This incarnation of Misery – the third stage adaptation of the novel, including a musical version produced in Holland – features a quietly sly and snarky Mr. Willis as the novelist Paul Sheldon, and the incomparable Laurie Metcalf as the seemingly steady Annie Wilkes whose mental stability completely unravels during the course of the 90-minute intermissionless production that has been lovingly shaped by director Will Frears.     

At play’s opening, Paul lies in a bed in Annie’s house in rural Colorado. He has been immobilized by multiple fractures of his legs and right arm in the accident during a monster snowstorm.  Annie found and rescued him, and now she is ministering to him, a man she idolizes as the creator of a series of romantic novels about a 19th century character called Misery Chastain. 

These books have been a godsend to Annie, who has lived alone for many years following a failed marriage and has found solace in the series. But Paul has grown weary of his heroine. His latest book about her will be his last; Misery dies at the end. When Annie finds out…  Well, hell hath no fury like a crazy lady denied her romance novels. Before you know it, she has purchased a used typewriter and some paper, and she compels Paul, now her dependent prisoner, to bring Misery back to life. 

What makes this such a strong production is the interaction between the two stars. You cannot take your eyes off Ms. Metcalf. Her Annie is scary and unpredictable in everything she does, teetering precariously between the timid tongue-tied hero worshipper and the crazed and dangerous lunatic. You never know which side of her personality will appear when the door to the bedroom opens.

Yet Bruce Willis’s Paul is not without recourse as he strives to manipulate or incapacitate Annie and make his escape, nor is he as physically helpless as he would seem. They are quite a match, these two. As Annie puts it as she injects Paul with a strong sedative during one of their many struggles:  "When are we going to develop a sense of trust?" Never, we hope.

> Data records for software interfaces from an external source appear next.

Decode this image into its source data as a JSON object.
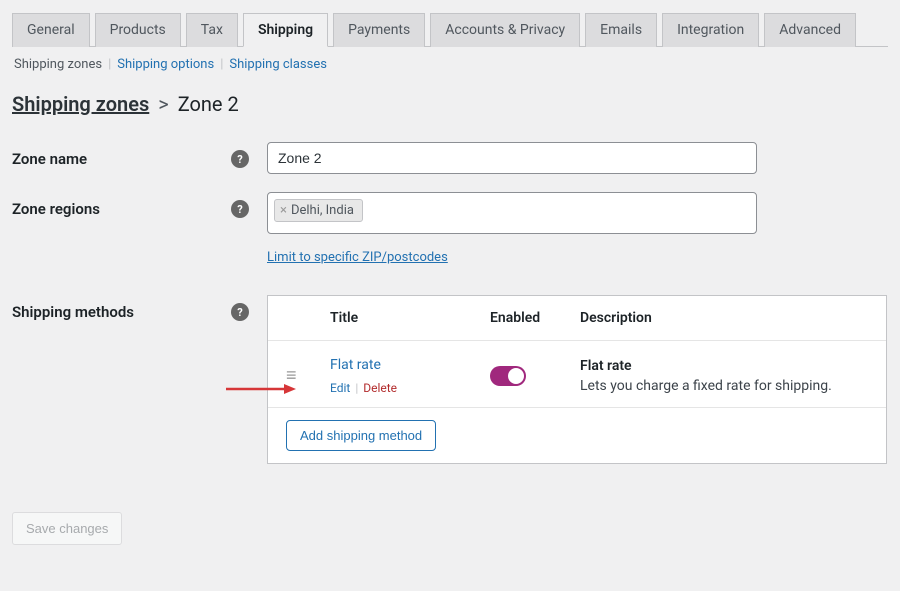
{
  "tabs": [
    "General",
    "Products",
    "Tax",
    "Shipping",
    "Payments",
    "Accounts & Privacy",
    "Emails",
    "Integration",
    "Advanced"
  ],
  "active_tab_index": 3,
  "subtabs": {
    "zones": "Shipping zones",
    "options": "Shipping options",
    "classes": "Shipping classes"
  },
  "breadcrumb": {
    "parent": "Shipping zones",
    "current": "Zone 2"
  },
  "labels": {
    "zone_name": "Zone name",
    "zone_regions": "Zone regions",
    "shipping_methods": "Shipping methods",
    "zip_link": "Limit to specific ZIP/postcodes"
  },
  "zone_name_value": "Zone 2",
  "region_tag": "Delhi, India",
  "methods_table": {
    "headers": {
      "title": "Title",
      "enabled": "Enabled",
      "description": "Description"
    },
    "row": {
      "title": "Flat rate",
      "enabled": true,
      "desc_title": "Flat rate",
      "desc_text": "Lets you charge a fixed rate for shipping.",
      "edit": "Edit",
      "delete": "Delete"
    },
    "add_button": "Add shipping method"
  },
  "save_button": "Save changes"
}
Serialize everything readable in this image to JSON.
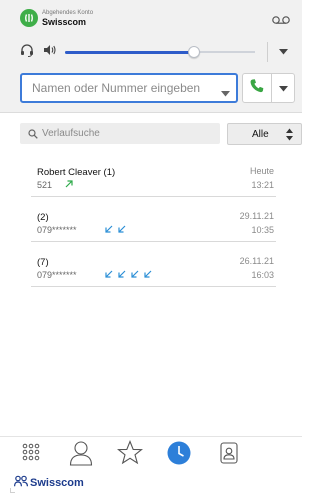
{
  "account": {
    "label": "Abgehendes Konto",
    "name": "Swisscom"
  },
  "audio": {
    "volume_percent": 68
  },
  "dial": {
    "placeholder": "Namen oder Nummer eingeben"
  },
  "search": {
    "placeholder": "Verlaufsuche"
  },
  "filter": {
    "value": "Alle"
  },
  "history": [
    {
      "name": "Robert Cleaver (1)",
      "number": "521",
      "date": "Heute",
      "time": "13:21",
      "call_icons": [
        "outgoing-call-icon"
      ]
    },
    {
      "name": "(2)",
      "number": "079*******",
      "date": "29.11.21",
      "time": "10:35",
      "call_icons": [
        "incoming-call-icon",
        "incoming-call-icon"
      ]
    },
    {
      "name": "(7)",
      "number": "079*******",
      "date": "26.11.21",
      "time": "16:03",
      "call_icons": [
        "incoming-call-icon",
        "incoming-call-icon",
        "incoming-call-icon",
        "incoming-call-icon"
      ]
    }
  ],
  "nav": {
    "active": "history",
    "items": [
      "dialpad",
      "contacts",
      "favorites",
      "history",
      "phonebook"
    ]
  },
  "footer": {
    "brand": "Swisscom"
  },
  "colors": {
    "accent": "#2e5cc9",
    "call_green": "#3aa644",
    "outgoing_arrow": "#2eaa4a",
    "incoming_arrow": "#2b8fd6",
    "brand_blue": "#1c3b8c"
  }
}
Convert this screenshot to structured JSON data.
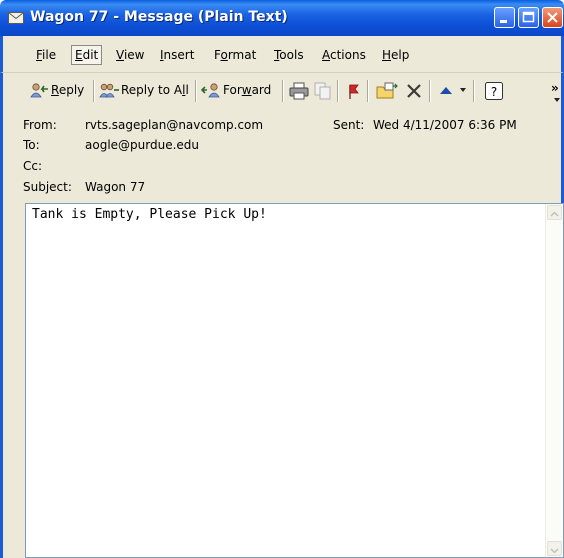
{
  "window": {
    "title": "Wagon 77 - Message (Plain Text)",
    "title_icon": "envelope-icon",
    "controls": [
      "minimize-icon",
      "maximize-icon",
      "close-icon"
    ]
  },
  "menu": [
    {
      "label": "File",
      "underline": "F",
      "rest": "ile"
    },
    {
      "label": "Edit",
      "underline": "E",
      "rest": "dit"
    },
    {
      "label": "View",
      "underline": "V",
      "rest": "iew"
    },
    {
      "label": "Insert",
      "underline": "I",
      "rest": "nsert"
    },
    {
      "label": "Format",
      "pre": "F",
      "underline": "o",
      "rest": "rmat"
    },
    {
      "label": "Tools",
      "underline": "T",
      "rest": "ools"
    },
    {
      "label": "Actions",
      "underline": "A",
      "rest": "ctions"
    },
    {
      "label": "Help",
      "underline": "H",
      "rest": "elp"
    }
  ],
  "toolbar": {
    "reply": {
      "label": "Reply",
      "underline": "R",
      "rest": "eply",
      "icon": "reply-icon"
    },
    "reply_all": {
      "label": "Reply to All",
      "pre": "Reply to A",
      "underline": "l",
      "rest": "l",
      "icon": "reply-all-icon"
    },
    "forward": {
      "label": "Forward",
      "pre": "For",
      "underline": "w",
      "rest": "ard",
      "icon": "forward-icon"
    },
    "icons": [
      "print-icon",
      "copy-icon",
      "flag-icon",
      "move-to-folder-icon",
      "delete-icon",
      "previous-item-icon",
      "dropdown-arrow-icon",
      "help-icon",
      "toolbar-options-icon"
    ],
    "overflow": "»"
  },
  "header": {
    "from_label": "From:",
    "from_value": "rvts.sageplan@navcomp.com",
    "sent_label": "Sent:",
    "sent_value": "Wed 4/11/2007 6:36 PM",
    "to_label": "To:",
    "to_value": "aogle@purdue.edu",
    "cc_label": "Cc:",
    "cc_value": "",
    "subject_label": "Subject:",
    "subject_value": "Wagon 77"
  },
  "body": {
    "text": "Tank is Empty, Please Pick Up!"
  },
  "colors": {
    "titlebar": "#0d4fd6",
    "chrome": "#ece9d8",
    "close_button": "#d9441c"
  }
}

The pair makes for a splendid team of opposites, and they do seem to be having a ball playing off one another. At one point during the performance I attended, Ms. Metcalf’s hand slipped while using an important prop, missing its target. The two of them broke character and started laughing – their delight only adding to the audience’s delight. A third character, the local sheriff played by Leon Addison Brown, makes an appearance from time to time, and it is also fun to watch the inner workings of Annie’s mind as she fends off his questions about the missing writer. 

The production is well supported by David Korins’s terrific revolving set, which reveals other parts of Annie’s house, and by the original musical underscoring by Michael Friedman along with recorded piano performances by Annie’s favorite entertainer, Liberace. 

There may be no eternal revelations to be examined here, and some viewers may not like the way the comic absurdity is played up, but you most assuredly are in for a treat by spending the evening with these two crackerjack actors.  

Feel free to share this blog with your friends, and to offer up your own theater stories by posting a comment. I also invite you to check out the new website Show-Score.Com, where you will find capsule reviews of current plays from Yours Truly and many other New York critics.